Loser: Raymond James Stadium
This one can really go either way, but the fact of the matter remains the stadium was five people away from being a ghost town. It got electric at times, but the intensity was nowhere near where it needed to be. You look around the NFL and fans packed those stadiums, ready to get back to football, but not in Tampa. Look, I get it the economic times are rough and there’s really no way around that. It sucks that people can’t afford tickets and for those who are pinching pennies as it is, I don’t blame them for not jumping at the chance to spend $200 at a football game. But seeing the Bucs win in front of a half empty stadium really sucked a lot of the fun out of the win — not all of it but it was a gut check.

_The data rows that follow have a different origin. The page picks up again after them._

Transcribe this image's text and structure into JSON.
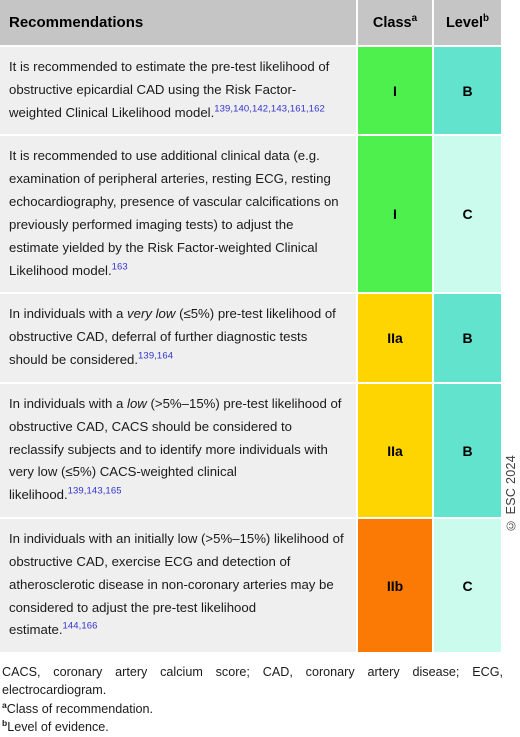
{
  "table": {
    "headers": {
      "recommendations": "Recommendations",
      "class": "Class",
      "class_note": "a",
      "level": "Level",
      "level_note": "b"
    },
    "rows": [
      {
        "text_parts": [
          {
            "type": "plain",
            "text": "It is recommended to estimate the pre-test likelihood of obstructive epicardial CAD using the Risk Factor-weighted Clinical Likelihood model."
          },
          {
            "type": "ref",
            "text": "139,140,142,143,161,162"
          }
        ],
        "class": "I",
        "level": "B",
        "class_color": "#4ef04e",
        "level_color": "#62e3ce"
      },
      {
        "text_parts": [
          {
            "type": "plain",
            "text": "It is recommended to use additional clinical data (e.g. examination of peripheral arteries, resting ECG, resting echocardiography, presence of vascular calcifications on previously performed imaging tests) to adjust the estimate yielded by the Risk Factor-weighted Clinical Likelihood model."
          },
          {
            "type": "ref",
            "text": "163"
          }
        ],
        "class": "I",
        "level": "C",
        "class_color": "#4ef04e",
        "level_color": "#cbfbec"
      },
      {
        "text_parts": [
          {
            "type": "plain",
            "text": "In individuals with a "
          },
          {
            "type": "italic",
            "text": "very low"
          },
          {
            "type": "plain",
            "text": " (≤5%) pre-test likelihood of obstructive CAD, deferral of further diagnostic tests should be considered."
          },
          {
            "type": "ref",
            "text": "139,164"
          }
        ],
        "class": "IIa",
        "level": "B",
        "class_color": "#ffd500",
        "level_color": "#62e3ce"
      },
      {
        "text_parts": [
          {
            "type": "plain",
            "text": "In individuals with a "
          },
          {
            "type": "italic",
            "text": "low"
          },
          {
            "type": "plain",
            "text": " (>5%–15%) pre-test likelihood of obstructive CAD, CACS should be considered to reclassify subjects and to identify more individuals with very low (≤5%) CACS-weighted clinical likelihood."
          },
          {
            "type": "ref",
            "text": "139,143,165"
          }
        ],
        "class": "IIa",
        "level": "B",
        "class_color": "#ffd500",
        "level_color": "#62e3ce"
      },
      {
        "text_parts": [
          {
            "type": "plain",
            "text": "In individuals with an initially low (>5%–15%) likelihood of obstructive CAD, exercise ECG and detection of atherosclerotic disease in non-coronary arteries may be considered to adjust the pre-test likelihood estimate."
          },
          {
            "type": "ref",
            "text": "144,166"
          }
        ],
        "class": "IIb",
        "level": "C",
        "class_color": "#fa7a05",
        "level_color": "#cbfbec"
      }
    ]
  },
  "copyright": "© ESC 2024",
  "footnotes": {
    "abbreviations": "CACS, coronary artery calcium score; CAD, coronary artery disease; ECG, electrocardiogram.",
    "note_a_marker": "a",
    "note_a": "Class of recommendation.",
    "note_b_marker": "b",
    "note_b": "Level of evidence."
  }
}
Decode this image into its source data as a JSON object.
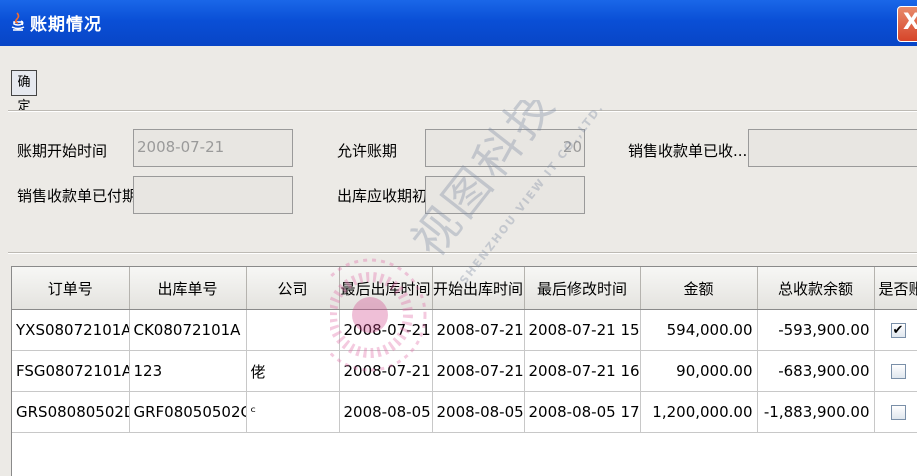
{
  "window": {
    "title": "账期情况",
    "close_glyph": "X"
  },
  "toolbar": {
    "confirm_label": "确定"
  },
  "form": {
    "start_date_label": "账期开始时间",
    "start_date_value": "2008-07-21",
    "allowed_period_label": "允许账期",
    "allowed_period_value": "20",
    "sales_received_label": "销售收款单已收...",
    "sales_received_value": "",
    "sales_paid_label": "销售收款单已付期",
    "sales_paid_value": "",
    "outbound_receivable_label": "出库应收期初",
    "outbound_receivable_value": ""
  },
  "table": {
    "columns": [
      "订单号",
      "出库单号",
      "公司",
      "最后出库时间",
      "开始出库时间",
      "最后修改时间",
      "金额",
      "总收款余额",
      "是否账"
    ],
    "rows": [
      {
        "order": "YXS08072101A",
        "outbound": "CK08072101A",
        "company": "",
        "last_out": "2008-07-21",
        "start_out": "2008-07-21",
        "modified": "2008-07-21 15:...",
        "amount": "594,000.00",
        "balance": "-593,900.00",
        "checked": true
      },
      {
        "order": "FSG08072101A",
        "outbound": "123",
        "company": "佬",
        "last_out": "2008-07-21",
        "start_out": "2008-07-21",
        "modified": "2008-07-21 16:...",
        "amount": "90,000.00",
        "balance": "-683,900.00",
        "checked": false
      },
      {
        "order": "GRS08080502D",
        "outbound": "GRF08050502G",
        "company": "ᶜ",
        "last_out": "2008-08-05",
        "start_out": "2008-08-05",
        "modified": "2008-08-05 17:...",
        "amount": "1,200,000.00",
        "balance": "-1,883,900.00",
        "checked": false
      }
    ]
  },
  "watermark": {
    "cn": "视图科技",
    "en": "SHENZHOU VIEW IT CO.,LTD."
  },
  "colors": {
    "titlebar": "#0a4fd6",
    "close": "#d6452a",
    "panel": "#eceae6"
  }
}
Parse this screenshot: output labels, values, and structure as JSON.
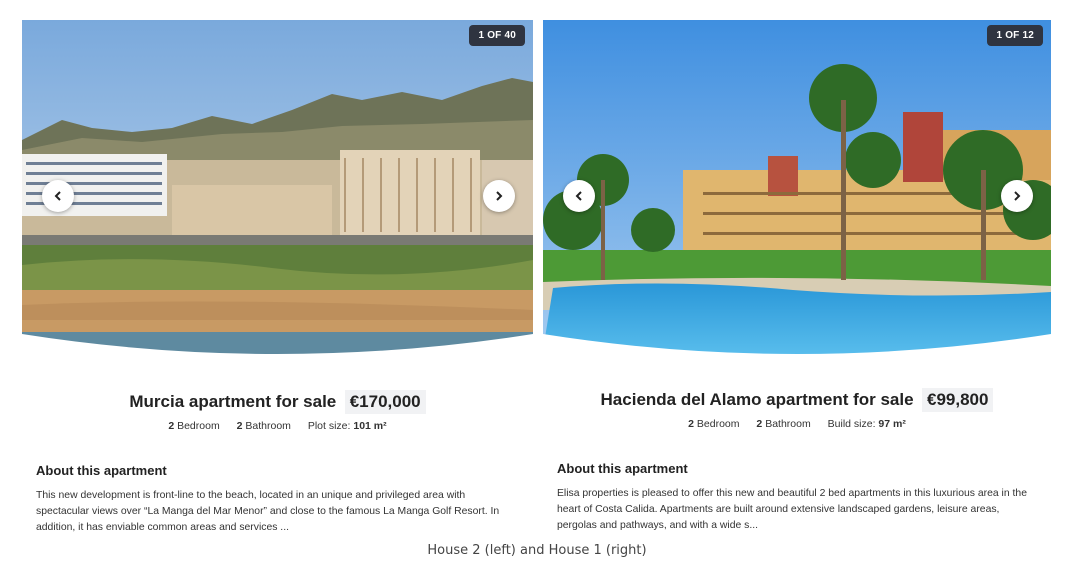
{
  "listings": [
    {
      "counter": "1 OF 40",
      "title": "Murcia apartment for sale",
      "price": "€170,000",
      "bedrooms": "2",
      "bedroom_label": "Bedroom",
      "bathrooms": "2",
      "bathroom_label": "Bathroom",
      "size_label": "Plot size:",
      "size_value": "101 m²",
      "about_heading": "About this apartment",
      "about_text": "This new development is front-line to the beach, located in an unique and privileged area with spectacular views over “La Manga del Mar Menor” and close to the famous La Manga Golf Resort. In addition, it has enviable common areas and services ..."
    },
    {
      "counter": "1 OF 12",
      "title": "Hacienda del Alamo apartment for sale",
      "price": "€99,800",
      "bedrooms": "2",
      "bedroom_label": "Bedroom",
      "bathrooms": "2",
      "bathroom_label": "Bathroom",
      "size_label": "Build size:",
      "size_value": "97 m²",
      "about_heading": "About this apartment",
      "about_text": "Elisa properties is pleased to offer this new and beautiful 2 bed apartments in this luxurious area in the heart of Costa Calida. Apartments are built around extensive landscaped gardens, leisure areas, pergolas and pathways, and with a wide s..."
    }
  ],
  "caption": "House 2 (left) and House 1 (right)",
  "icons": {
    "prev": "chevron-left-icon",
    "next": "chevron-right-icon"
  }
}
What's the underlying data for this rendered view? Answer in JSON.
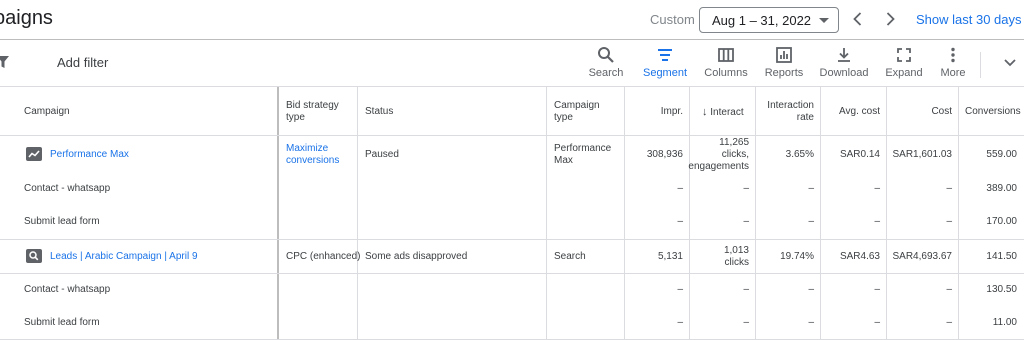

The Bucs are getting better and when fans see that the product on the field is actually worth paying to see live, the stadium will fill up. Maybe it’s been all the looking back at the 2002 Super Bowl I’ve been doing, but the Ray J used be banging, and now you can hear the banging from the concession stands. I don’t blame Bucs fans for not valuing the product on the field over necessities in life, but it’d still be nice to see the cheap seats fill up and get the noise level back at Raymond James Stadium.